[App and web page records]

━━━━━━━━━━━━━━━━━━━━

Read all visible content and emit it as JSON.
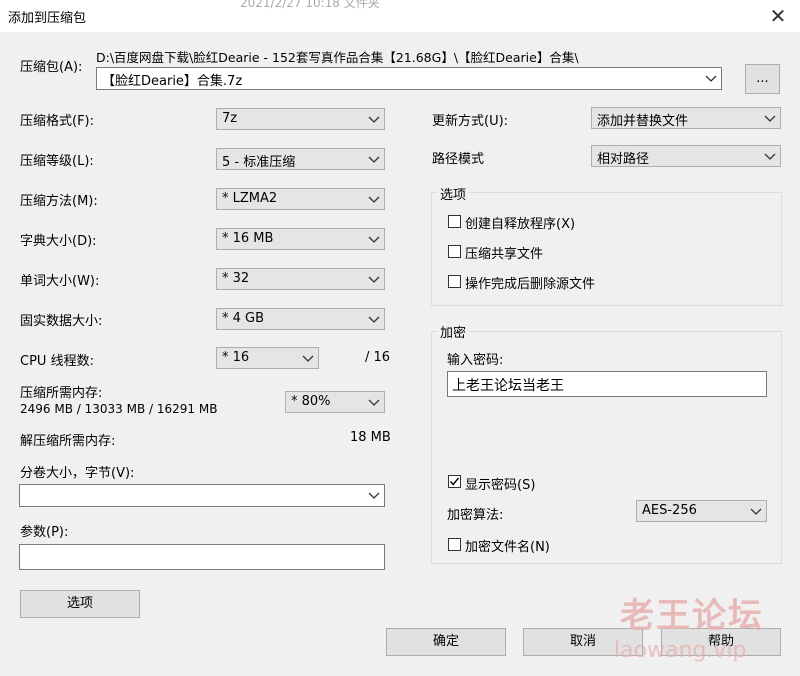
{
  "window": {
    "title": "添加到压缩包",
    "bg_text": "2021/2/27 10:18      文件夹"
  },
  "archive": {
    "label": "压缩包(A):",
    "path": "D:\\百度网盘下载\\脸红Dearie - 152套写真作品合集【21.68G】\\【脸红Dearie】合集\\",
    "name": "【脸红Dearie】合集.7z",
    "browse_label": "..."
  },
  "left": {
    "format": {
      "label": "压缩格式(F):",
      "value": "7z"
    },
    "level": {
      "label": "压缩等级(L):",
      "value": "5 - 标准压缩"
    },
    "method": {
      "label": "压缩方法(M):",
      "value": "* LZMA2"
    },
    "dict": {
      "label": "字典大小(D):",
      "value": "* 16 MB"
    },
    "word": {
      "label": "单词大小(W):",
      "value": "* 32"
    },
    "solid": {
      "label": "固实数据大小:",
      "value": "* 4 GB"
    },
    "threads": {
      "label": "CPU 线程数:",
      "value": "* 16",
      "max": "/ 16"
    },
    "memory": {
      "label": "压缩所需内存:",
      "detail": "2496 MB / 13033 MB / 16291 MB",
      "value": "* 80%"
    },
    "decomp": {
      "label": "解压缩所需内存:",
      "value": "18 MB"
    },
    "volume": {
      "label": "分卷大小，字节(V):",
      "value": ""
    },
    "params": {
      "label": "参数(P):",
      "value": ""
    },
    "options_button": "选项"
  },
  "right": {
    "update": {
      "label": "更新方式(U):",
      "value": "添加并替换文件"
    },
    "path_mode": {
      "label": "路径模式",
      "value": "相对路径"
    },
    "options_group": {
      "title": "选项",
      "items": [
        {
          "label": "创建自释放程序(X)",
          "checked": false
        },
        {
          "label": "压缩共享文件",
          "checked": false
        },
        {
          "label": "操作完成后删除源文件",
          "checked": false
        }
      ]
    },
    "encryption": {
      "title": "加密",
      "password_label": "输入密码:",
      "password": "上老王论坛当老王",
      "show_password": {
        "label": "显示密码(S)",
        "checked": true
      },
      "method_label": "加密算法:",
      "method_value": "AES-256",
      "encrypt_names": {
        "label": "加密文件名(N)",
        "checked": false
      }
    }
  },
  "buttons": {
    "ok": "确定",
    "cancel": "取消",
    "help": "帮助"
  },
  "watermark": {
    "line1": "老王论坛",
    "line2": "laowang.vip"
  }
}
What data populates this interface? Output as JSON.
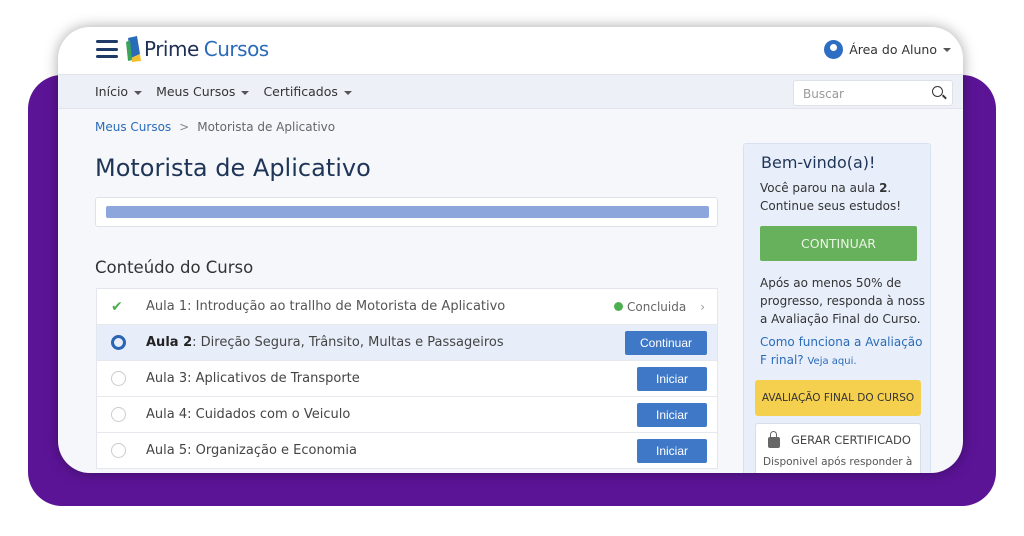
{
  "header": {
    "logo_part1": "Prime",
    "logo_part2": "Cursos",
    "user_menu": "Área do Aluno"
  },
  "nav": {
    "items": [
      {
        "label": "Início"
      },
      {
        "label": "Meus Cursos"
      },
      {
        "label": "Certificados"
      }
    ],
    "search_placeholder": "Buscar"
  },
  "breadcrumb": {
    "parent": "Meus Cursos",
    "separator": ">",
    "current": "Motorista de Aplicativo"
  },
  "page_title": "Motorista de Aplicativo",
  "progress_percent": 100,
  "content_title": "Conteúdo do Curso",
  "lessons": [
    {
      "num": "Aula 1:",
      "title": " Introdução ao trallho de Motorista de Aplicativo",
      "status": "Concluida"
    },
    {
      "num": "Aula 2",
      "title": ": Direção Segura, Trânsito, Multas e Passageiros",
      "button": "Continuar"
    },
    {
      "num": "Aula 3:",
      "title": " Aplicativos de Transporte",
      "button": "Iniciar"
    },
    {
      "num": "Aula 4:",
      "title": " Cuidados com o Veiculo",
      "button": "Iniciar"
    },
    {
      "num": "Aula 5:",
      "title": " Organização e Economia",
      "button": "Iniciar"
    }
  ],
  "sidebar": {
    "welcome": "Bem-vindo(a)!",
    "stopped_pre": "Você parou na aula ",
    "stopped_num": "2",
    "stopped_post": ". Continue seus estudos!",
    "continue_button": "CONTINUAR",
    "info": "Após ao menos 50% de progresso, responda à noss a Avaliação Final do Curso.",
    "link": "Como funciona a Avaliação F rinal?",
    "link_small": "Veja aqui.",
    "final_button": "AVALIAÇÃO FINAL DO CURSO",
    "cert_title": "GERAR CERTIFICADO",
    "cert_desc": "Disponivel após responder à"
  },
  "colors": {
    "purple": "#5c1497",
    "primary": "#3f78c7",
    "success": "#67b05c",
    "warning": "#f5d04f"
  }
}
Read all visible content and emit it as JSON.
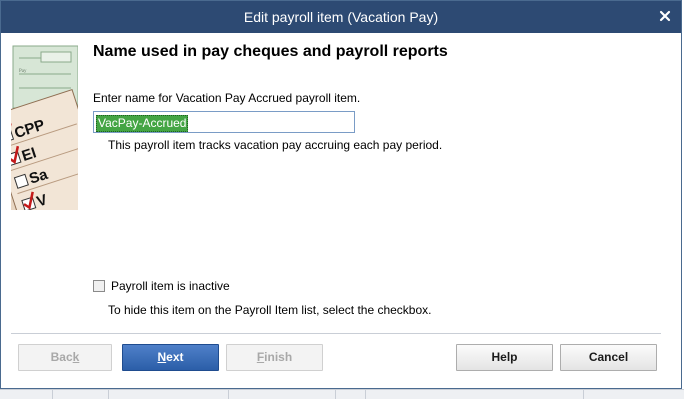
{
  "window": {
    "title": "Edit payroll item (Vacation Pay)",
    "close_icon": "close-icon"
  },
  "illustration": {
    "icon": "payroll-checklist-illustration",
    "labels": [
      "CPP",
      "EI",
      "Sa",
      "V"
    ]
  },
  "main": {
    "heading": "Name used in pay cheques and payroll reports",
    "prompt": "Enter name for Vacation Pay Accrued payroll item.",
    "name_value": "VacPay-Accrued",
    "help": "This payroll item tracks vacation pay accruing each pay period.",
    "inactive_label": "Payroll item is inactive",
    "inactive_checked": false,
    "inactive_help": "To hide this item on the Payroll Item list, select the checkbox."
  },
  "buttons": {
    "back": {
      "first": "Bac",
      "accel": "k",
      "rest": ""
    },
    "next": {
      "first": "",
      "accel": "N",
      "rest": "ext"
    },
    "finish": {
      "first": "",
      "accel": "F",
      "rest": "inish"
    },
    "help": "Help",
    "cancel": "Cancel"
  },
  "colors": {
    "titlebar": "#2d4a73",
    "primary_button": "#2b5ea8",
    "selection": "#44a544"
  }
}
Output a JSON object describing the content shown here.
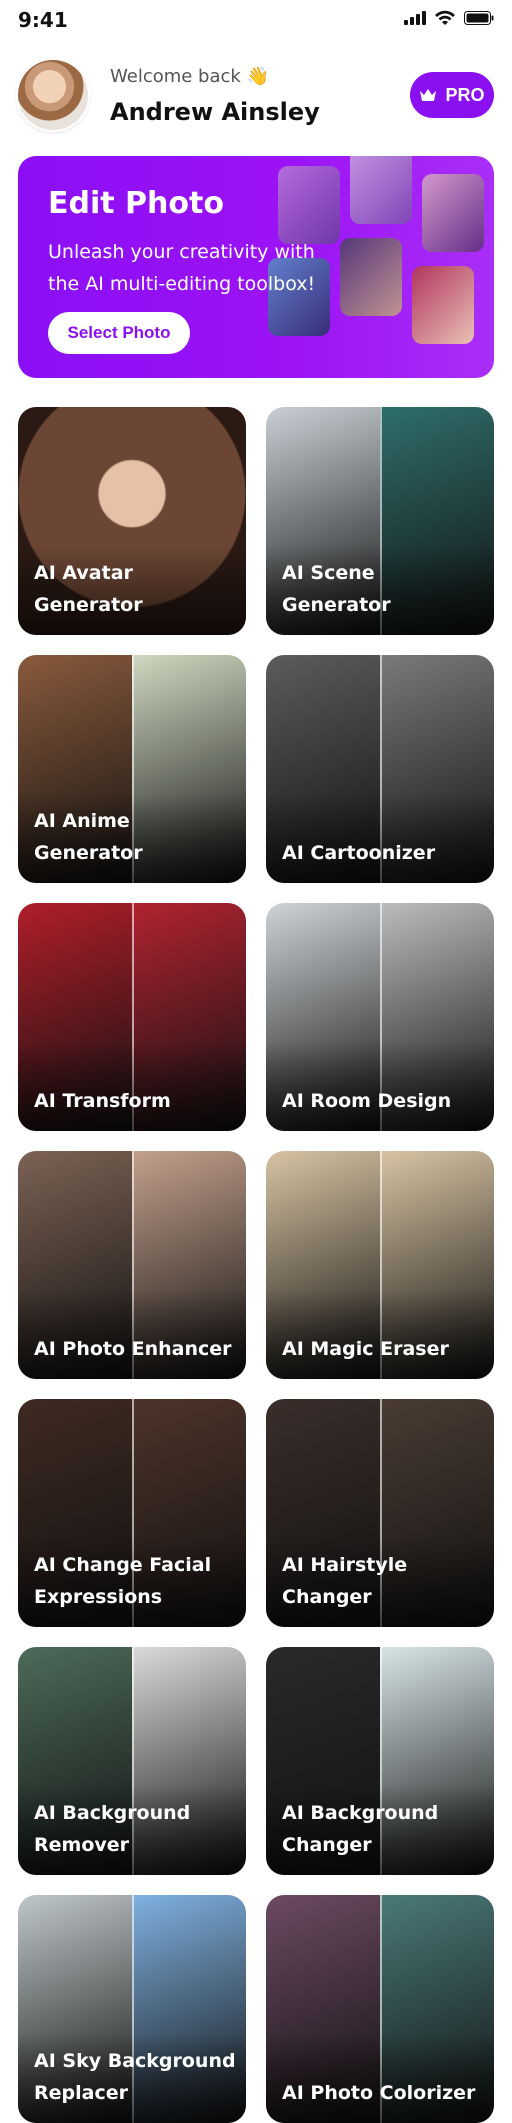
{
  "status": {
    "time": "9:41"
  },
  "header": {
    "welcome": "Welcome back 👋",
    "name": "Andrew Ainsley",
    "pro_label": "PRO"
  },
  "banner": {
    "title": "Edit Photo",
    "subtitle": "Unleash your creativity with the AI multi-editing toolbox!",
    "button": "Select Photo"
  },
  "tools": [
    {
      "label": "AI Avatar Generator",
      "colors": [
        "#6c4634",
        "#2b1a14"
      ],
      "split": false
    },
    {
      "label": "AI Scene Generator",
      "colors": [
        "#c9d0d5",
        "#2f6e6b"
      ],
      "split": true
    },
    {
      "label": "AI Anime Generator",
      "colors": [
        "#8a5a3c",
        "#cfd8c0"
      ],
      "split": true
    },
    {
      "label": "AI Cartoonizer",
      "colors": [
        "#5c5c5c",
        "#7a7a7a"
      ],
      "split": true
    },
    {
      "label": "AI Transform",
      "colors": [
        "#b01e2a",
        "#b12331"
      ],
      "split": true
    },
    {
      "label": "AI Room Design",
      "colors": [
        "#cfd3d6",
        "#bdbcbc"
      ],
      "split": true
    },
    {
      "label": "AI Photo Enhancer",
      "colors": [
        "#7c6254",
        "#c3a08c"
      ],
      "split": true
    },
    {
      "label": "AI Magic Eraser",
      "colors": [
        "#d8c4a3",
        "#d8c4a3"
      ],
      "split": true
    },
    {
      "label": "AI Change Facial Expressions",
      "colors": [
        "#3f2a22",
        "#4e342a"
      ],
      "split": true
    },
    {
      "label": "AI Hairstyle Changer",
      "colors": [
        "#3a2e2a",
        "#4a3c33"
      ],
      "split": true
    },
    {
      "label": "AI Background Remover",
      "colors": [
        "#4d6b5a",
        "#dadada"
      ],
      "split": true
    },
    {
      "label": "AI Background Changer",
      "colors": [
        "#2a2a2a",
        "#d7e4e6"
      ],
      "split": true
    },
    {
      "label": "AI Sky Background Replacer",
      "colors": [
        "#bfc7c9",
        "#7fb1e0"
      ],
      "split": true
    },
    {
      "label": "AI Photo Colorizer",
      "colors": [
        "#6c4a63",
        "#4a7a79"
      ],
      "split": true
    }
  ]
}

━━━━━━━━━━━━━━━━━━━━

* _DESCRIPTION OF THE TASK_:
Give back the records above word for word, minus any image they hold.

* _COMPLETED TASK_:
Read all visible content and emit it as JSON.
{
  "window": {
    "title": "添加到压缩包",
    "bg_text": "2021/2/27 10:18      文件夹"
  },
  "archive": {
    "label": "压缩包(A):",
    "path": "D:\\百度网盘下载\\脸红Dearie - 152套写真作品合集【21.68G】\\【脸红Dearie】合集\\",
    "name": "【脸红Dearie】合集.7z",
    "browse_label": "..."
  },
  "left": {
    "format": {
      "label": "压缩格式(F):",
      "value": "7z"
    },
    "level": {
      "label": "压缩等级(L):",
      "value": "5 - 标准压缩"
    },
    "method": {
      "label": "压缩方法(M):",
      "value": "* LZMA2"
    },
    "dict": {
      "label": "字典大小(D):",
      "value": "* 16 MB"
    },
    "word": {
      "label": "单词大小(W):",
      "value": "* 32"
    },
    "solid": {
      "label": "固实数据大小:",
      "value": "* 4 GB"
    },
    "threads": {
      "label": "CPU 线程数:",
      "value": "* 16",
      "max": "/ 16"
    },
    "memory": {
      "label": "压缩所需内存:",
      "detail": "2496 MB / 13033 MB / 16291 MB",
      "value": "* 80%"
    },
    "decomp": {
      "label": "解压缩所需内存:",
      "value": "18 MB"
    },
    "volume": {
      "label": "分卷大小，字节(V):",
      "value": ""
    },
    "params": {
      "label": "参数(P):",
      "value": ""
    },
    "options_button": "选项"
  },
  "right": {
    "update": {
      "label": "更新方式(U):",
      "value": "添加并替换文件"
    },
    "path_mode": {
      "label": "路径模式",
      "value": "相对路径"
    },
    "options_group": {
      "title": "选项",
      "items": [
        {
          "label": "创建自释放程序(X)",
          "checked": false
        },
        {
          "label": "压缩共享文件",
          "checked": false
        },
        {
          "label": "操作完成后删除源文件",
          "checked": false
        }
      ]
    },
    "encryption": {
      "title": "加密",
      "password_label": "输入密码:",
      "password": "上老王论坛当老王",
      "show_password": {
        "label": "显示密码(S)",
        "checked": true
      },
      "method_label": "加密算法:",
      "method_value": "AES-256",
      "encrypt_names": {
        "label": "加密文件名(N)",
        "checked": false
      }
    }
  },
  "buttons": {
    "ok": "确定",
    "cancel": "取消",
    "help": "帮助"
  },
  "watermark": {
    "line1": "老王论坛",
    "line2": "laowang.vip"
  }
}
What data populates this interface? Output as JSON.
{
  "header": {
    "logo_part1": "Prime",
    "logo_part2": "Cursos",
    "user_menu": "Área do Aluno"
  },
  "nav": {
    "items": [
      {
        "label": "Início"
      },
      {
        "label": "Meus Cursos"
      },
      {
        "label": "Certificados"
      }
    ],
    "search_placeholder": "Buscar"
  },
  "breadcrumb": {
    "parent": "Meus Cursos",
    "separator": ">",
    "current": "Motorista de Aplicativo"
  },
  "page_title": "Motorista de Aplicativo",
  "progress_percent": 100,
  "content_title": "Conteúdo do Curso",
  "lessons": [
    {
      "num": "Aula 1:",
      "title": " Introdução ao trallho de Motorista de Aplicativo",
      "status": "Concluida"
    },
    {
      "num": "Aula 2",
      "title": ": Direção Segura, Trânsito, Multas e Passageiros",
      "button": "Continuar"
    },
    {
      "num": "Aula 3:",
      "title": " Aplicativos de Transporte",
      "button": "Iniciar"
    },
    {
      "num": "Aula 4:",
      "title": " Cuidados com o Veiculo",
      "button": "Iniciar"
    },
    {
      "num": "Aula 5:",
      "title": " Organização e Economia",
      "button": "Iniciar"
    }
  ],
  "sidebar": {
    "welcome": "Bem-vindo(a)!",
    "stopped_pre": "Você parou na aula ",
    "stopped_num": "2",
    "stopped_post": ". Continue seus estudos!",
    "continue_button": "CONTINUAR",
    "info": "Após ao menos 50% de progresso, responda à noss a Avaliação Final do Curso.",
    "link": "Como funciona a Avaliação F rinal?",
    "link_small": "Veja aqui.",
    "final_button": "AVALIAÇÃO FINAL DO CURSO",
    "cert_title": "GERAR CERTIFICADO",
    "cert_desc": "Disponivel após responder à"
  },
  "colors": {
    "purple": "#5c1497",
    "primary": "#3f78c7",
    "success": "#67b05c",
    "warning": "#f5d04f"
  }
}
Read all visible content and emit it as JSON.
{
  "window": {
    "title": "Edit payroll item (Vacation Pay)",
    "close_icon": "close-icon"
  },
  "illustration": {
    "icon": "payroll-checklist-illustration",
    "labels": [
      "CPP",
      "EI",
      "Sa",
      "V"
    ]
  },
  "main": {
    "heading": "Name used in pay cheques and payroll reports",
    "prompt": "Enter name for Vacation Pay Accrued payroll item.",
    "name_value": "VacPay-Accrued",
    "help": "This payroll item tracks vacation pay accruing each pay period.",
    "inactive_label": "Payroll item is inactive",
    "inactive_checked": false,
    "inactive_help": "To hide this item on the Payroll Item list, select the checkbox."
  },
  "buttons": {
    "back": {
      "first": "Bac",
      "accel": "k",
      "rest": ""
    },
    "next": {
      "first": "",
      "accel": "N",
      "rest": "ext"
    },
    "finish": {
      "first": "",
      "accel": "F",
      "rest": "inish"
    },
    "help": "Help",
    "cancel": "Cancel"
  },
  "colors": {
    "titlebar": "#2d4a73",
    "primary_button": "#2b5ea8",
    "selection": "#44a544"
  }
}
Output a JSON object describing the content shown here.
{
  "status": {
    "time": "9:41"
  },
  "header": {
    "welcome": "Welcome back 👋",
    "name": "Andrew Ainsley",
    "pro_label": "PRO"
  },
  "banner": {
    "title": "Edit Photo",
    "subtitle": "Unleash your creativity with the AI multi-editing toolbox!",
    "button": "Select Photo"
  },
  "tools": [
    {
      "label": "AI Avatar Generator",
      "colors": [
        "#6c4634",
        "#2b1a14"
      ],
      "split": false
    },
    {
      "label": "AI Scene Generator",
      "colors": [
        "#c9d0d5",
        "#2f6e6b"
      ],
      "split": true
    },
    {
      "label": "AI Anime Generator",
      "colors": [
        "#8a5a3c",
        "#cfd8c0"
      ],
      "split": true
    },
    {
      "label": "AI Cartoonizer",
      "colors": [
        "#5c5c5c",
        "#7a7a7a"
      ],
      "split": true
    },
    {
      "label": "AI Transform",
      "colors": [
        "#b01e2a",
        "#b12331"
      ],
      "split": true
    },
    {
      "label": "AI Room Design",
      "colors": [
        "#cfd3d6",
        "#bdbcbc"
      ],
      "split": true
    },
    {
      "label": "AI Photo Enhancer",
      "colors": [
        "#7c6254",
        "#c3a08c"
      ],
      "split": true
    },
    {
      "label": "AI Magic Eraser",
      "colors": [
        "#d8c4a3",
        "#d8c4a3"
      ],
      "split": true
    },
    {
      "label": "AI Change Facial Expressions",
      "colors": [
        "#3f2a22",
        "#4e342a"
      ],
      "split": true
    },
    {
      "label": "AI Hairstyle Changer",
      "colors": [
        "#3a2e2a",
        "#4a3c33"
      ],
      "split": true
    },
    {
      "label": "AI Background Remover",
      "colors": [
        "#4d6b5a",
        "#dadada"
      ],
      "split": true
    },
    {
      "label": "AI Background Changer",
      "colors": [
        "#2a2a2a",
        "#d7e4e6"
      ],
      "split": true
    },
    {
      "label": "AI Sky Background Replacer",
      "colors": [
        "#bfc7c9",
        "#7fb1e0"
      ],
      "split": true
    },
    {
      "label": "AI Photo Colorizer",
      "colors": [
        "#6c4a63",
        "#4a7a79"
      ],
      "split": true
    }
  ]
}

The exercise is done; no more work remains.